Apart from the moon, neither do we discover anything new if we state that the dawn and sunset are also moments of great importance for fishing. But in reality this is not always the case. It is not difficult to find a fishing table on the internet or a specialist magazine, and for the most part rarely would we find a consistent and accurate relationship between such points of reference.

So what is the best day for fishing?
The answer is simple: too many factors come into play to be able to provide a reliable theory in this regard.

For example:

• If the temperature of the water is too cold normally the fish will appear lethargic.
• Neither can we enjoy good fishing if the atmospheric pressures showing on our barometer plummet.
Although yes, undoubtedly we have all fished well with a new moon or a full moon, and in the final count perhaps we can deduce that on such days we have obtained the best results.

However, all fishermen are aware of how variable our luck can be. And this is probably one of the disheartening factors for some, although for the true enthusiasts this just encourages us to continue trying. Fishing that is too easy would quickly become boring.

Each new fishing season the fish in our waters diminish. The decade in which we went fishing with our fathers and brought home a bucket full of fish is long gone. Currently, fish are much less plentiful and on occasion we might return home with empty hands. But let’s not get too disheartened yet… Suddenly, one day, and without any apparent explanation, the tip of our rod started to twitch time and time again, while fish of all species began to avidly bite, gobbling up practically everything we offered them. After a time, the same way it all began, the activity of the fish vanished completely and the waters returned to their earlier calm.

These periods we have all experienced in our long fishing careers, during which suddenly the activity of fish increases markedly, are called solunar periods and they form the basis of the solunar theory


The solunar theory was initially proposed by the American John Alden Knight in 1926 and has been supported by the systematic analyses of scientists and biologists in subsequent years. It is based on experimental incidents from which it can be deduced that the action of the sun and the moon influences the activity of all living beings in nature. The times of day in which living beings show greater activity are the so-called solunar periods.

We can distinguish two types of solunar periods:

– Major periods: have approximately 2 hours duration although on certain occasions they may exceed 3 hours. They begin the moment of the lunar transit (when the moon is overhead) and the opposing lunar transit (when the moon is under our feet). Normally these are the moments of greatest fish activity during each day. The most fervent supporters of this theory state that there is not one species of sport fish that cannot be found eating during a major Solunar Period.

– Minor periods: are intermediate periods of lesser duration (approximately 1 hour) which coincide with the rising and the setting of the moon. During these periods there is also an increase in fish activity in relation to the rest of the day. The solunar periods appear 4 times every lunar day.
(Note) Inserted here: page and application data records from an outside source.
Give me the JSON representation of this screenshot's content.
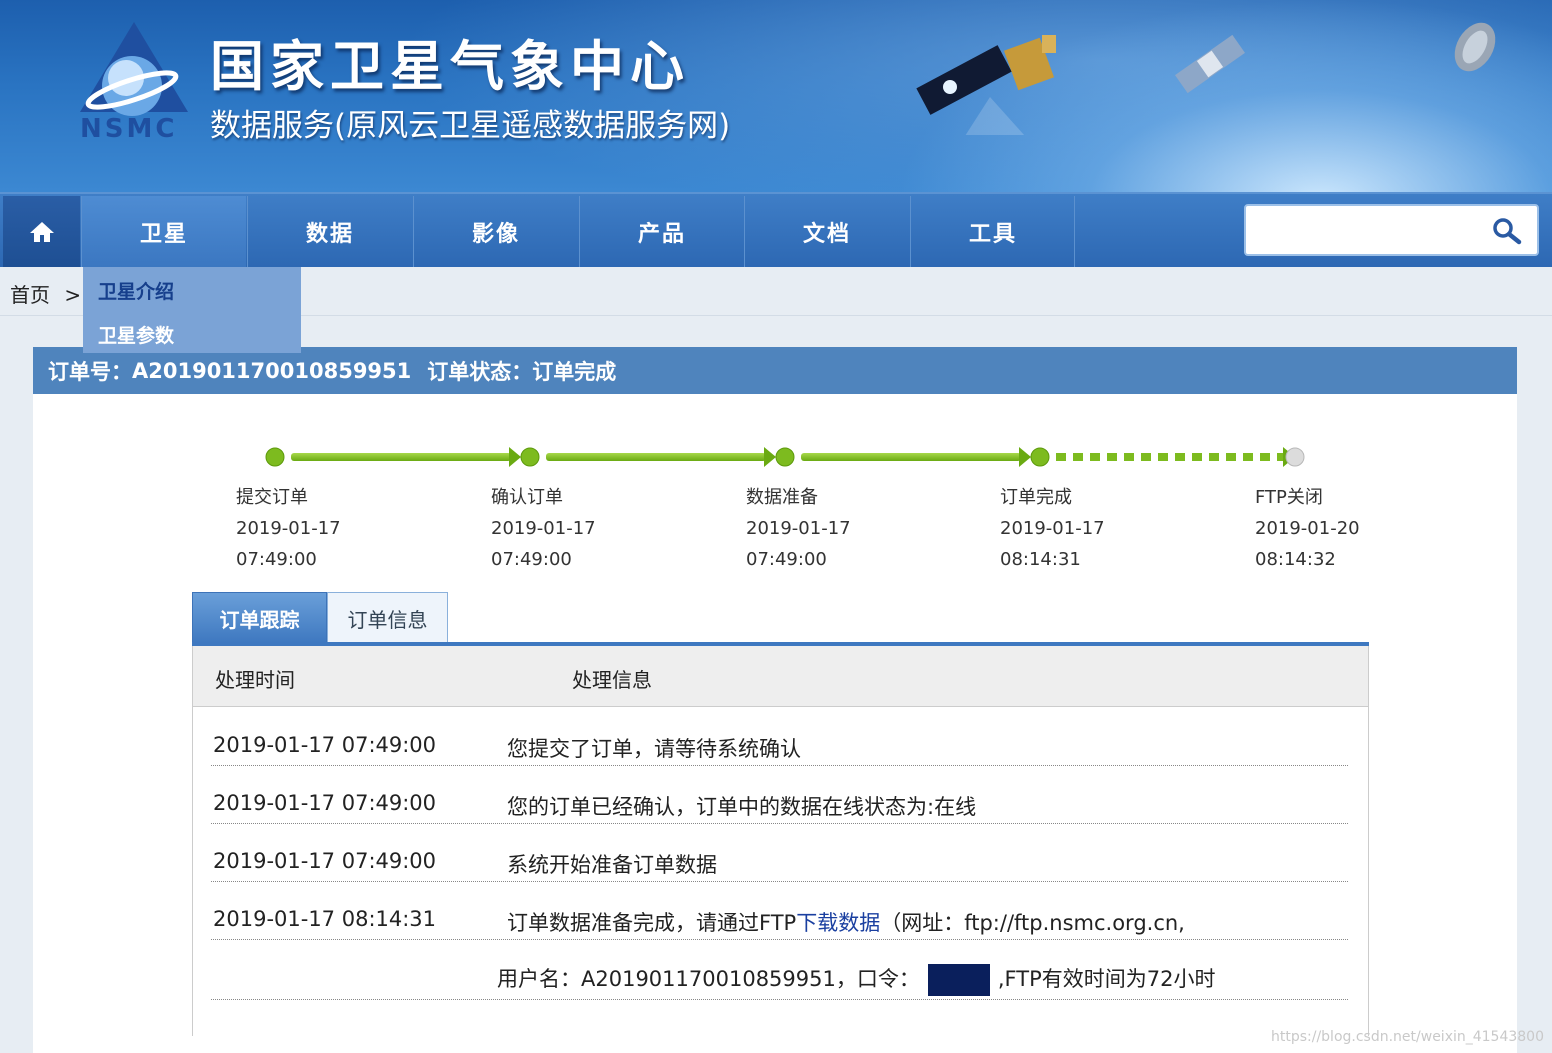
{
  "site": {
    "title": "国家卫星气象中心",
    "subtitle": "数据服务(原风云卫星遥感数据服务网)",
    "logo_text": "NSMC"
  },
  "nav": {
    "items": [
      "卫星",
      "数据",
      "影像",
      "产品",
      "文档",
      "工具"
    ],
    "active_index": 0,
    "search_placeholder": ""
  },
  "breadcrumb": {
    "home": "首页",
    "separator": ">"
  },
  "dropdown": {
    "items": [
      "卫星介绍",
      "卫星参数"
    ]
  },
  "order": {
    "number_label": "订单号：",
    "number": "A201901170010859951",
    "status_label": "订单状态：",
    "status": "订单完成"
  },
  "steps": [
    {
      "name": "提交订单",
      "date": "2019-01-17",
      "time": "07:49:00",
      "done": true
    },
    {
      "name": "确认订单",
      "date": "2019-01-17",
      "time": "07:49:00",
      "done": true
    },
    {
      "name": "数据准备",
      "date": "2019-01-17",
      "time": "07:49:00",
      "done": true
    },
    {
      "name": "订单完成",
      "date": "2019-01-17",
      "time": "08:14:31",
      "done": true
    },
    {
      "name": "FTP关闭",
      "date": "2019-01-20",
      "time": "08:14:32",
      "done": false
    }
  ],
  "tabs": {
    "active": "订单跟踪",
    "inactive": "订单信息"
  },
  "table": {
    "headers": [
      "处理时间",
      "处理信息"
    ],
    "rows": [
      {
        "time": "2019-01-17 07:49:00",
        "message": "您提交了订单，请等待系统确认"
      },
      {
        "time": "2019-01-17 07:49:00",
        "message": "您的订单已经确认，订单中的数据在线状态为:在线"
      },
      {
        "time": "2019-01-17 07:49:00",
        "message": "系统开始准备订单数据"
      },
      {
        "time": "2019-01-17 08:14:31",
        "message_prefix": "订单数据准备完成，请通过FTP",
        "message_link": "下载数据",
        "message_suffix": "（网址：ftp://ftp.nsmc.org.cn,"
      },
      {
        "time": "",
        "message_prefix": "用户名：A201901170010859951，口令：",
        "message_suffix": ",FTP有效时间为72小时"
      }
    ]
  },
  "watermark": "https://blog.csdn.net/weixin_41543800",
  "colors": {
    "nav": "#2d68b3",
    "header_bar": "#4f84bd",
    "step_green": "#7dbb1f",
    "step_gray": "#d8d8d8",
    "redact": "#0a1f5c"
  }
}
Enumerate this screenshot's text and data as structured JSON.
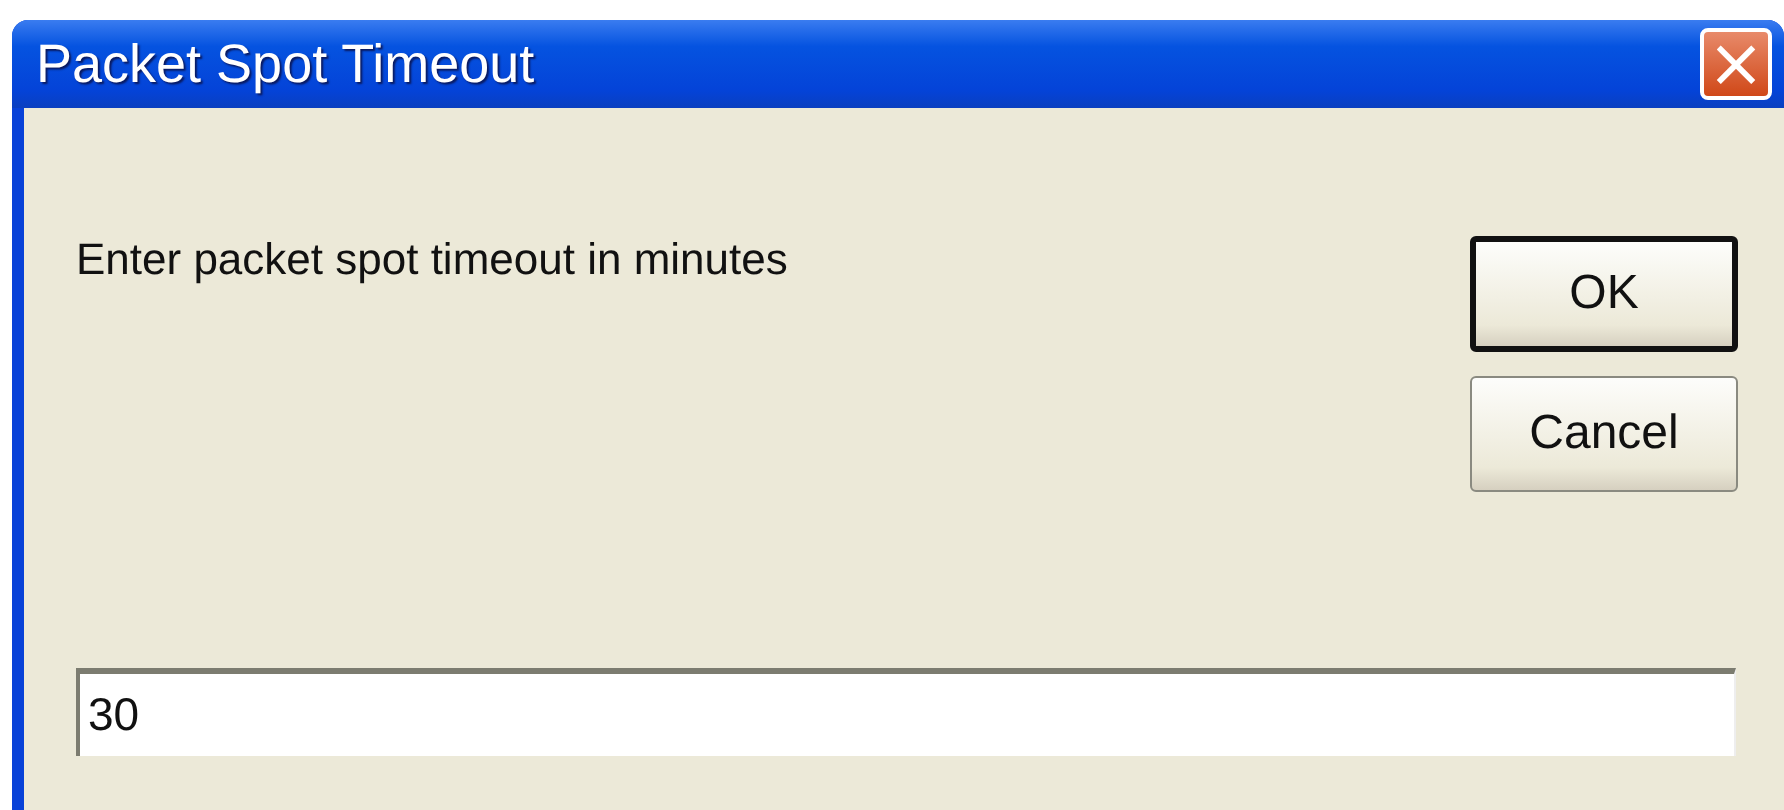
{
  "window": {
    "title": "Packet Spot Timeout",
    "close": "×"
  },
  "prompt": "Enter packet spot timeout in minutes",
  "buttons": [
    {
      "label": "OK",
      "default": true
    },
    {
      "label": "Cancel",
      "default": false
    }
  ],
  "input": {
    "value": "30"
  }
}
Remember that a lunar day lasts 24 hours and 50 minutes approximately, so normally within the same day (24h) we will find 2 Major Periods and two Minor Periods.